|Place of origin||United States|
|Used by||U.S. Army, Britain, Belgium, Netherlands, Italy, and West Germany|
|Unit cost||~US$800K (1996 dollars)|
~US$1.3 million (2021)
|Mass||2,850–3,367 lb (1,293–1,527 kg) depending on warhead|
|Length||20 ft (6.1 m)|
|Diameter||22 in (560 mm)|
|Warhead||1 W70 nuclear or M251 high explosive submunitions|
|Blast yield||1–100 kilotons of TNT (4.2–418.4 TJ)|
|45–75 mi (72–121 km), depending on warhead|
|Maximum speed||>Mach 3|
The MGM-52 Lance was a mobile field artillery tactical surface-to-surface missile (tactical ballistic missile) system used to provide both nuclear and conventional fire support to the United States Army. The missile's warhead was developed at Lawrence Livermore National Laboratory. It was replaced by MGM-140 ATACMS, which was initially intended to likewise have a nuclear capability during the Cold War.
The first Lance missiles were deployed in 1972, replacing (together with the US-Navy's nuclear-tipped RIM-2D and RIM-8E/B/D) the earlier Honest John rocket and Sergeant SRBM ballistic missile, greatly reducing the weight and bulk of the system, while improving both accuracy and mobility.
A Lance battery (two fire units) consisted of two M752 launchers (one missile each) and two M688 auxiliary vehicles (two missiles each), for a total six missiles; the firing rate per unit was approximately three missiles per hour.

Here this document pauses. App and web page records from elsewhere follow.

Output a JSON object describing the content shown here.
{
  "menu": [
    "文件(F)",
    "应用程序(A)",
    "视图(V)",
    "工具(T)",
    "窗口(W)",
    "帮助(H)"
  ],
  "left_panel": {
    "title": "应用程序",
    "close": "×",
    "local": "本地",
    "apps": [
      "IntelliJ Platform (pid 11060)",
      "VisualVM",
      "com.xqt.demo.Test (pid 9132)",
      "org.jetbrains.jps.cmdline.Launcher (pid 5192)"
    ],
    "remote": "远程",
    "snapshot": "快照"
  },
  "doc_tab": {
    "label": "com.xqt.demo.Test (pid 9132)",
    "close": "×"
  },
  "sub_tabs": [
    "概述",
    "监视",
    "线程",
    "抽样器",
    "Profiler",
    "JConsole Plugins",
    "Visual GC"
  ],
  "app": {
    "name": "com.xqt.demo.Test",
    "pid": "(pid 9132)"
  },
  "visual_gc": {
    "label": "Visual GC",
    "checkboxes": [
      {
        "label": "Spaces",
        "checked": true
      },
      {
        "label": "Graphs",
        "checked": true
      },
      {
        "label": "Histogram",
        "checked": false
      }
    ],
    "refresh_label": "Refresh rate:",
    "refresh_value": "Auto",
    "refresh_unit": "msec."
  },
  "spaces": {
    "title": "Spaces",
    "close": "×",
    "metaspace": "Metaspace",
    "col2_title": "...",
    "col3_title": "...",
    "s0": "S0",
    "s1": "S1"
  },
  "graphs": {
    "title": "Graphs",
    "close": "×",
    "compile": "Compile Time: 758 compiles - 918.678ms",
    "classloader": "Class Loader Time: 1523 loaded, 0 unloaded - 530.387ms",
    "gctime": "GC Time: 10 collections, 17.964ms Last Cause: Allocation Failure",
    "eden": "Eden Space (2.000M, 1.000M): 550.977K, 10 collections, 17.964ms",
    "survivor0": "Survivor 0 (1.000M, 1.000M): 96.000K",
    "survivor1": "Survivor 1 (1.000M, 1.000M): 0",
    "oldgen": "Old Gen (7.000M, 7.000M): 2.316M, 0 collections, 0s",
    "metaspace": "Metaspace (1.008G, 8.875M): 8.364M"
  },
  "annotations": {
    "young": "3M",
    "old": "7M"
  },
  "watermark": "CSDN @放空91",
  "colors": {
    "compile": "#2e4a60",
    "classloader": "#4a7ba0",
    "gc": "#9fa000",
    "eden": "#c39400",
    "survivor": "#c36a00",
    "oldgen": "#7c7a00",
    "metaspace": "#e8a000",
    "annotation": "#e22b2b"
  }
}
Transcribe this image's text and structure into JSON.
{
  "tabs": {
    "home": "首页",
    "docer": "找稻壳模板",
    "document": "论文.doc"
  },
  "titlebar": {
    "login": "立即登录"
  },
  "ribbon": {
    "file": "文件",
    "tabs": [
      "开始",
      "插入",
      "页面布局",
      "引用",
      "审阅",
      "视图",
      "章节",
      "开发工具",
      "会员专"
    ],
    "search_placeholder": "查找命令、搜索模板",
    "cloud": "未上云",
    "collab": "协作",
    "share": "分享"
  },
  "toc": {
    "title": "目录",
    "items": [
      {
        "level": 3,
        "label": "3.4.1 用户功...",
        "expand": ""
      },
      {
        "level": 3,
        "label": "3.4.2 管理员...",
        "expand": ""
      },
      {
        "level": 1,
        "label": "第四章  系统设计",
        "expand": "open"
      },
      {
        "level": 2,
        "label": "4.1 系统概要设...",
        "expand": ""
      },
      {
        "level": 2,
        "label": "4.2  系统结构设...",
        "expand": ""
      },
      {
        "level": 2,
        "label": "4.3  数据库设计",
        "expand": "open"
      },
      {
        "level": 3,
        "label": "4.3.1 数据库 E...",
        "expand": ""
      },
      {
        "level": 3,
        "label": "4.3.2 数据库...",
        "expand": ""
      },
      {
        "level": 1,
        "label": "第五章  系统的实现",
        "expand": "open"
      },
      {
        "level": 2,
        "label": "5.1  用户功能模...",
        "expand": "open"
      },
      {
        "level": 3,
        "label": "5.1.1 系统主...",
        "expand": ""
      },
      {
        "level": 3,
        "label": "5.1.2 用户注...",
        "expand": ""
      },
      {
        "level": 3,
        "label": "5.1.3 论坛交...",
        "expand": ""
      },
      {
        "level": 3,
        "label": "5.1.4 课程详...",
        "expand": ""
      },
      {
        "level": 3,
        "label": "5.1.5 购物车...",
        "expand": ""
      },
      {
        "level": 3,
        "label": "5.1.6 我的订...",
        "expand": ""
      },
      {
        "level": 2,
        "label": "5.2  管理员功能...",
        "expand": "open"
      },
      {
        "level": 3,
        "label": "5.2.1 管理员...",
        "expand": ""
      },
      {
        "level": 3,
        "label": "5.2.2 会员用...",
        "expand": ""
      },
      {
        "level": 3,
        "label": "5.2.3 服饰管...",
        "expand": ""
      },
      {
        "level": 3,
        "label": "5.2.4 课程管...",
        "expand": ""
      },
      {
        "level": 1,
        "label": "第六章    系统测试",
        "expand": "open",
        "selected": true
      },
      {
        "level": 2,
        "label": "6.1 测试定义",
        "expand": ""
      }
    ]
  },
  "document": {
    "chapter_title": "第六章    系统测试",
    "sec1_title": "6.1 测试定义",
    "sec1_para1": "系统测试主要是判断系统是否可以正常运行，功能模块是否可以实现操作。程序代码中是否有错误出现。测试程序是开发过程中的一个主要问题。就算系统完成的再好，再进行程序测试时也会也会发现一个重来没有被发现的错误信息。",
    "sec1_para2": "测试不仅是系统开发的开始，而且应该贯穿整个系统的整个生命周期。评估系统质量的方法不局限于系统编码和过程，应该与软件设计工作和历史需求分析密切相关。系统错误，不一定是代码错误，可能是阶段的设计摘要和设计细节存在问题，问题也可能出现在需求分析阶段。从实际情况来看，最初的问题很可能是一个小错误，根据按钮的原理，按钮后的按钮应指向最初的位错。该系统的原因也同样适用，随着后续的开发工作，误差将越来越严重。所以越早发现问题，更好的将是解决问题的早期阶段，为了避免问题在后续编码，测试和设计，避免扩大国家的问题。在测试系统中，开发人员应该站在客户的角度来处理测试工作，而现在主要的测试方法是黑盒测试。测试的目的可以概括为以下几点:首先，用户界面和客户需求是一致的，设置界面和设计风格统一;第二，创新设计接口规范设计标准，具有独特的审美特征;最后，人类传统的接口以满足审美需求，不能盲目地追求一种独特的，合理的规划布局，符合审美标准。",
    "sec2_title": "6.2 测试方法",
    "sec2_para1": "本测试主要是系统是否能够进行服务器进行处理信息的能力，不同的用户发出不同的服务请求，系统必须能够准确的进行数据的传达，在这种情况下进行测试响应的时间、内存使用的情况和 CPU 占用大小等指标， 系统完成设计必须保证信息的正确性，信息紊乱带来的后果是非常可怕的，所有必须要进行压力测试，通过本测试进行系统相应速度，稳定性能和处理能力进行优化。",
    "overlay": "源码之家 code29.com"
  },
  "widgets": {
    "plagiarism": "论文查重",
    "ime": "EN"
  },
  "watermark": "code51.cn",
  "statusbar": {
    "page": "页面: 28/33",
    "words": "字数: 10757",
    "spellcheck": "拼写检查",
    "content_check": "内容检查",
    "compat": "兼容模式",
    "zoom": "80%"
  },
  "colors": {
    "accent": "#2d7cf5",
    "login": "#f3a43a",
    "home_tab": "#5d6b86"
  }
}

The launch vehicles were also able to carry and launch the MGR-1 Honest John with a special kit for operational war-zone mission-dependent flexibility.
The missile's engine had an unusual arrangement, with a small sustainer engine mounted within a toroidal boost engine.
The payload consisted either of a W70 nuclear warhead with a yield of 1–100 kt (4.2–418.4 TJ) or a variety of conventional munitions. The W70-3 nuclear warhead version was one of the first warheads to be battlefield-ready with an "enhanced radiation" (neutron bomb) capability. Conventional munitions included single conventional shaped-charge warhead for penetrating hard targets and for bunker busting or a cluster configuration containing 836 M74 bomblets for anti-personnel and anti-materiel uses. The original design considered a chemical weapon warhead option, but this development was cancelled in 1970.
The Lance missile was removed from service following the end of the Cold War and was partially replaced in the conventional role by the MGM-140 ATACMS.
The Bundeswehr Museum of German Defense Technology in Koblenz has one of these rockets in its collection.
United States United States Army
United Kingdom British Army
Israel Israeli Defence Forces
Netherlands Royal Netherlands Army
Belgium Belgian Land Component
Italy Italian Army
Germany German Army